* **TASK BRIEF**
Would you give the number of lines in the entries that contain the word "credit"? Nothing else is needed.

(Stored data entries)
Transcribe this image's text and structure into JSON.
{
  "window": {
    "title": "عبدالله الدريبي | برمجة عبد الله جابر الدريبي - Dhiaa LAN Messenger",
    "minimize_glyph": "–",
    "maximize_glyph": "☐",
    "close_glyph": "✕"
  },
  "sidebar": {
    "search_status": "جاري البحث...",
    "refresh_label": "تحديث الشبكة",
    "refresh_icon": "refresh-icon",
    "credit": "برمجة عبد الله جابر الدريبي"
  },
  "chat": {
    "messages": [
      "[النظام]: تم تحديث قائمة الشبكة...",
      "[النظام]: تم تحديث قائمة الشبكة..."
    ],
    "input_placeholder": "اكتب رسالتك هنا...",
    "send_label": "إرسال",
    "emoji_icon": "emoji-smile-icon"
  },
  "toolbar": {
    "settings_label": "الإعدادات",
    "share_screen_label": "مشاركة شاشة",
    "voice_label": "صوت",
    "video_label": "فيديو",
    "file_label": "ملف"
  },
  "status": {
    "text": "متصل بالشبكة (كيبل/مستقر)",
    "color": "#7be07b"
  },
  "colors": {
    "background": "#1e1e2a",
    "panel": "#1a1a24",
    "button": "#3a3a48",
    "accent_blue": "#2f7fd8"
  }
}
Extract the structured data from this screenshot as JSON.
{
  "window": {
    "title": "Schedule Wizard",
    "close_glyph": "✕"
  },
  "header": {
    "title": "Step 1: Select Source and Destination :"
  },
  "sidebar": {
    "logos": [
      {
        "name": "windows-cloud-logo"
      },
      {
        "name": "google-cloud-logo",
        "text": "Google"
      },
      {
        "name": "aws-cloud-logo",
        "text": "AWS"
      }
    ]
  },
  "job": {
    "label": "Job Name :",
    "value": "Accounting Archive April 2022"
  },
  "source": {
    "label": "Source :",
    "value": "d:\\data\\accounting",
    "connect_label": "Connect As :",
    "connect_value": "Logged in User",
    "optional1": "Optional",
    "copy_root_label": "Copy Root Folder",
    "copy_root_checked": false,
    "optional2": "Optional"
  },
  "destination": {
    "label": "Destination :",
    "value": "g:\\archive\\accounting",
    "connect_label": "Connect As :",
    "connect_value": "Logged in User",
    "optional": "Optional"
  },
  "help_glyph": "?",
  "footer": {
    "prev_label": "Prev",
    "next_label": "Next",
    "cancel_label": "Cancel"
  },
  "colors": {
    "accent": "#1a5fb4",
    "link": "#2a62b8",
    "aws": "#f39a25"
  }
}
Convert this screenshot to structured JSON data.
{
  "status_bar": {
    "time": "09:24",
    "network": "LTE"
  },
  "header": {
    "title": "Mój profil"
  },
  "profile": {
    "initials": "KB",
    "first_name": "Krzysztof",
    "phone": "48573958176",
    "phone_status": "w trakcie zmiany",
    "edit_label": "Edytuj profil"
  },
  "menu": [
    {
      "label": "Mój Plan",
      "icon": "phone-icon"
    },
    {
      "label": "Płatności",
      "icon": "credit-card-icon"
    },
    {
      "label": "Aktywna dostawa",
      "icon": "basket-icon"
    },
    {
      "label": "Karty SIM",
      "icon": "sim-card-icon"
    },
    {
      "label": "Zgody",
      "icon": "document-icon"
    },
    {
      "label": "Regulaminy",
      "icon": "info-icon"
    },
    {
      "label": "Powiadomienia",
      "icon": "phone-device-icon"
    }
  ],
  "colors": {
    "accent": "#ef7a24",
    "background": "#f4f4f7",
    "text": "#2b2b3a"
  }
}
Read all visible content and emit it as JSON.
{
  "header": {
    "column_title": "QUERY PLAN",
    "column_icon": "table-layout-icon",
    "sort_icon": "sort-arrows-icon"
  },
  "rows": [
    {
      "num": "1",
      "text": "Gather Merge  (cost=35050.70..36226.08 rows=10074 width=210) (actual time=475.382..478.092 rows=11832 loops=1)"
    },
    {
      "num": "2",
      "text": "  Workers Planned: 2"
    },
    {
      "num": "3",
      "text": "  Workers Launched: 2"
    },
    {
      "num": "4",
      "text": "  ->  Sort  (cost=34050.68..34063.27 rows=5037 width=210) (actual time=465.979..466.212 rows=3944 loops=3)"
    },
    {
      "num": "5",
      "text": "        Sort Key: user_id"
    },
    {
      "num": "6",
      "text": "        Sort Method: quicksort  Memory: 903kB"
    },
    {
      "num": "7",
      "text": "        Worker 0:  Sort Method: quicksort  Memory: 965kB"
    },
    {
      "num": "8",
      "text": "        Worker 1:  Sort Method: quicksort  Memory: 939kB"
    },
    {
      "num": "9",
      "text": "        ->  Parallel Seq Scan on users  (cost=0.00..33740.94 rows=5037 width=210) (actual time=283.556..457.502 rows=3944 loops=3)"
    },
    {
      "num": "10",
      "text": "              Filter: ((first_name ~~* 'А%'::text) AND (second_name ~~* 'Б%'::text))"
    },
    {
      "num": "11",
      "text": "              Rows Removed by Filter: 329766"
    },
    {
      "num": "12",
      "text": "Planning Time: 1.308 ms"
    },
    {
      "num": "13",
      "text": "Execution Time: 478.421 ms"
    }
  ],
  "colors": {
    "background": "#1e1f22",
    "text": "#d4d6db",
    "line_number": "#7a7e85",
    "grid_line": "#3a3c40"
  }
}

* **ANSWER AREA**
2